[Page and application data records]
------

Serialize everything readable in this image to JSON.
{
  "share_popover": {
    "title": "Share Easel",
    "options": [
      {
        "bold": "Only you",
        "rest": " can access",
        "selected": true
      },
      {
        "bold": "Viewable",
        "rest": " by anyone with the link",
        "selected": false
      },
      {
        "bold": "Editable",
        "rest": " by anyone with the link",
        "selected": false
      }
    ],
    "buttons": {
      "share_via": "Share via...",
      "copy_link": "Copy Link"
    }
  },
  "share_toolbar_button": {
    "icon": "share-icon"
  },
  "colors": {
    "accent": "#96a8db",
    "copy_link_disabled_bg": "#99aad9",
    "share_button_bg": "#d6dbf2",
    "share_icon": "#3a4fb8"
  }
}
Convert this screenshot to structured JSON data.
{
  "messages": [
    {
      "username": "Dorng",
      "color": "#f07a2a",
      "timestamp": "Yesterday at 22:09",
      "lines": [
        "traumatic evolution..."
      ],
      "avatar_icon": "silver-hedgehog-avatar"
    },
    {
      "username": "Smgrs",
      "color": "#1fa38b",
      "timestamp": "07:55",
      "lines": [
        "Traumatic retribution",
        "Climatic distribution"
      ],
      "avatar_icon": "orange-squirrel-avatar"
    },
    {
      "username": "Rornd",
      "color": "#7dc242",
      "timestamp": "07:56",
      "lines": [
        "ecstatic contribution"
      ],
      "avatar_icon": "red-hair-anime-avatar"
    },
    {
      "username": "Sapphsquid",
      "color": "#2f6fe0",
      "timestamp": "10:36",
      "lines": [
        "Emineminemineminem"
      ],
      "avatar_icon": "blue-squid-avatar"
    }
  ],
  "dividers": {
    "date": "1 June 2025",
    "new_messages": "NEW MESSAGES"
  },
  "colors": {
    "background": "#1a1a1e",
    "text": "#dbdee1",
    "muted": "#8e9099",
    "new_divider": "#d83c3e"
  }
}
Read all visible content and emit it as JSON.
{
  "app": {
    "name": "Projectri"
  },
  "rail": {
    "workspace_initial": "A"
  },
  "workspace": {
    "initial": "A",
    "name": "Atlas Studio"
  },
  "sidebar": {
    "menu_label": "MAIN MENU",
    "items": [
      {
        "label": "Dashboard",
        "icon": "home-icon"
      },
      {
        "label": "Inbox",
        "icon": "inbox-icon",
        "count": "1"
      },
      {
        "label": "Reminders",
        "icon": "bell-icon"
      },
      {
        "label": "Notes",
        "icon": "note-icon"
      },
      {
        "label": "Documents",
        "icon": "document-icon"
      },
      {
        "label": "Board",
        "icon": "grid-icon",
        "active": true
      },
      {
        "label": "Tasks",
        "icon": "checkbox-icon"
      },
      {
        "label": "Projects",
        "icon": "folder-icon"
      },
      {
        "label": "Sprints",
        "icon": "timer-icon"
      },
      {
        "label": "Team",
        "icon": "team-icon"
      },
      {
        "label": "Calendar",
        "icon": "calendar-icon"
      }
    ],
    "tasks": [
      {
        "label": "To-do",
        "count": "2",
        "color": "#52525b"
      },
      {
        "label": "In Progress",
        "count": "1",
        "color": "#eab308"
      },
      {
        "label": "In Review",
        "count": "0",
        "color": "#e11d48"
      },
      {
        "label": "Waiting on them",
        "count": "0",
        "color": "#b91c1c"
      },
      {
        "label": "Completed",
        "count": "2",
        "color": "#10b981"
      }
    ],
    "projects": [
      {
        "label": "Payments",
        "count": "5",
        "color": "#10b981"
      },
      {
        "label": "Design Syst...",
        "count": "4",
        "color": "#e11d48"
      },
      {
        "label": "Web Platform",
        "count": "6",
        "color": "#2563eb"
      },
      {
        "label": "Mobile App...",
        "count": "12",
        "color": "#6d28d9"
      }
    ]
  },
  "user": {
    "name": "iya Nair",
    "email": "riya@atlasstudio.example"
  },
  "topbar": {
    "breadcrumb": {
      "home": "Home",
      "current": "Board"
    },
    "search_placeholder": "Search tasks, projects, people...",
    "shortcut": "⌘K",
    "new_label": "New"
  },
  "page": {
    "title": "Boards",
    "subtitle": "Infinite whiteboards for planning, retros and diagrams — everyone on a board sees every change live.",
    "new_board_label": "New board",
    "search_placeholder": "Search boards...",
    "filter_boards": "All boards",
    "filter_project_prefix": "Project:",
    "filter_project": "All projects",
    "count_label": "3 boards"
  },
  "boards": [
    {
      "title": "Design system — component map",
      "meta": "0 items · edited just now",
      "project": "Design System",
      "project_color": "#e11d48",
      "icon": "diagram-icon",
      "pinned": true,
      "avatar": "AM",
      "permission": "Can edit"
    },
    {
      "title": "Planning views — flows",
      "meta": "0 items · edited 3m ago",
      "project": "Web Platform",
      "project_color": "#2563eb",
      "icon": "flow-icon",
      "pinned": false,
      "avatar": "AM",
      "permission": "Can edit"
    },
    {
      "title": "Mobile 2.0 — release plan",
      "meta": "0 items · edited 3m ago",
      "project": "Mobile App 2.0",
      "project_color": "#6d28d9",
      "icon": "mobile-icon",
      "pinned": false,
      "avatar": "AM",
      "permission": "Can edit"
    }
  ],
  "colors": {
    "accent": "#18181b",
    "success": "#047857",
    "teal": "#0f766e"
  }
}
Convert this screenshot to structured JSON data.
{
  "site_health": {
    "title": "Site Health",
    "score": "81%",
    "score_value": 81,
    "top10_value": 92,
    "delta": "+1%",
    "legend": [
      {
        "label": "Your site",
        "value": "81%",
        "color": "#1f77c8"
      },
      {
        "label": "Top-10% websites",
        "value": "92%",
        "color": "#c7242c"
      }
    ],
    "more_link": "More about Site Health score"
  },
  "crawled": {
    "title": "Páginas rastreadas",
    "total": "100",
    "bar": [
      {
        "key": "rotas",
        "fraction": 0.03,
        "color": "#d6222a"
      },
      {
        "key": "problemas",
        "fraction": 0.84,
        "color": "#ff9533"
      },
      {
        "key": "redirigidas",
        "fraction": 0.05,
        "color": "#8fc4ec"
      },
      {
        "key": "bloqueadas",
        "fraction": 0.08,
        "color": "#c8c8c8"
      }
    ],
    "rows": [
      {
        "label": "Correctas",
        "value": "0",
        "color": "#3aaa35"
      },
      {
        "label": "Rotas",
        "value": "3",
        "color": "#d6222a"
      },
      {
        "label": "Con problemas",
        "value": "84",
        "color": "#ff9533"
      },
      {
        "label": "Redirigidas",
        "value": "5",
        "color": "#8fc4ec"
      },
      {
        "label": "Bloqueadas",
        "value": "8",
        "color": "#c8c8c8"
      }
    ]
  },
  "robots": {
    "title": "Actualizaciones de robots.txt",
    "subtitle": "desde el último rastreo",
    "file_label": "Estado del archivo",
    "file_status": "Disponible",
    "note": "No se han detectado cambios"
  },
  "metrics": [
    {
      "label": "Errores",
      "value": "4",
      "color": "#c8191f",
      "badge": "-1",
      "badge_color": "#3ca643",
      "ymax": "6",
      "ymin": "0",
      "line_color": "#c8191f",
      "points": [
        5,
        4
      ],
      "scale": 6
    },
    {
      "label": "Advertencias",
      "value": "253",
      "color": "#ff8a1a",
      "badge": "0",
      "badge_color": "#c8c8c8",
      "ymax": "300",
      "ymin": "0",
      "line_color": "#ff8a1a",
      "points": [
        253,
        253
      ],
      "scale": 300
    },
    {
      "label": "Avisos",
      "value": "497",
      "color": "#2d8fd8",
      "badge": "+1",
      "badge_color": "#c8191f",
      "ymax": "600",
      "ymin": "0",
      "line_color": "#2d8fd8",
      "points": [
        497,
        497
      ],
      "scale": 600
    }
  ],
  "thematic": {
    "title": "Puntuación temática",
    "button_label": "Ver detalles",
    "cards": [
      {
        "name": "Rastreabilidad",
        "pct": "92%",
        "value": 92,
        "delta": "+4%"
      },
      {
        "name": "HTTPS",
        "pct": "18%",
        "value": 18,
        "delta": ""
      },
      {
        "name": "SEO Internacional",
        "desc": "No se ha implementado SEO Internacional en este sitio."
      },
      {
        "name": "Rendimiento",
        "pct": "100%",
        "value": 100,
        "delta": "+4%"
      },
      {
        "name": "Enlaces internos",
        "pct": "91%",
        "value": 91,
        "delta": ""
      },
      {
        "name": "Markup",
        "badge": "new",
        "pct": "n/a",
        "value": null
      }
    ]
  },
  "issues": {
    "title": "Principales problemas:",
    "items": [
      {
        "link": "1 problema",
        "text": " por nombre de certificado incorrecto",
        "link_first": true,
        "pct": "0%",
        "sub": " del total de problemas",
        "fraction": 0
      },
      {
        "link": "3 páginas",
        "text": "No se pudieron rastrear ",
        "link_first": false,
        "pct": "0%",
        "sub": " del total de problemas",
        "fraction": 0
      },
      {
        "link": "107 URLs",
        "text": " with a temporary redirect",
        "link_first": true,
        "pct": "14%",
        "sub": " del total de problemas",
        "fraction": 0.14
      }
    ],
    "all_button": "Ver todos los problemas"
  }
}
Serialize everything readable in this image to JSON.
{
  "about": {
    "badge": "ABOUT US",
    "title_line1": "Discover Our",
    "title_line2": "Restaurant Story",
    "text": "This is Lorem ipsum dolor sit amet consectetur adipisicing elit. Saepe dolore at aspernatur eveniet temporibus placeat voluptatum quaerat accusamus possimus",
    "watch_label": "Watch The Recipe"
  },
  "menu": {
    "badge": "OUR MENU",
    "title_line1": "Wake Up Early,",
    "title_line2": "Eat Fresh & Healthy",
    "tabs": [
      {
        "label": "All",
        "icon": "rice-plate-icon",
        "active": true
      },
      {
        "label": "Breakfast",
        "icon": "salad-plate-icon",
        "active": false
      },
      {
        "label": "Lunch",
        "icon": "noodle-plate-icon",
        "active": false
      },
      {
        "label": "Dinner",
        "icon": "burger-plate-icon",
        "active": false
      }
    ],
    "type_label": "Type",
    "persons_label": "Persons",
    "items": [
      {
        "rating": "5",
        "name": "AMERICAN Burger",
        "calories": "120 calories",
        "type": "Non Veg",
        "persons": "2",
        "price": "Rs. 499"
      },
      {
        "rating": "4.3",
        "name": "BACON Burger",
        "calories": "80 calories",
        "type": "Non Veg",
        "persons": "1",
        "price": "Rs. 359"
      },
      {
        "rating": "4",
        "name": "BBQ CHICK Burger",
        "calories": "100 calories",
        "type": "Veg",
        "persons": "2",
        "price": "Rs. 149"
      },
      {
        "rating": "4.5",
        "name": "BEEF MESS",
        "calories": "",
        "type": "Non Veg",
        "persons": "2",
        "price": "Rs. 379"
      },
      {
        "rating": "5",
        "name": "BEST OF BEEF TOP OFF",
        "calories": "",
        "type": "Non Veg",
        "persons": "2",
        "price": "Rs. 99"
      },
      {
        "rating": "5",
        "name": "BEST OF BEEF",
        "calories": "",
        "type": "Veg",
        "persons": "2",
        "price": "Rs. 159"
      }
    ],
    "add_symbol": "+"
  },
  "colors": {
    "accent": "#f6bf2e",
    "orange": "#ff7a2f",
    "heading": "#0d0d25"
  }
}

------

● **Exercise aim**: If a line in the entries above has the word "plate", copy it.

● **Response box**:
        "icon": "rice-plate-icon",
        "icon": "salad-plate-icon",
        "icon": "noodle-plate-icon",
        "icon": "burger-plate-icon",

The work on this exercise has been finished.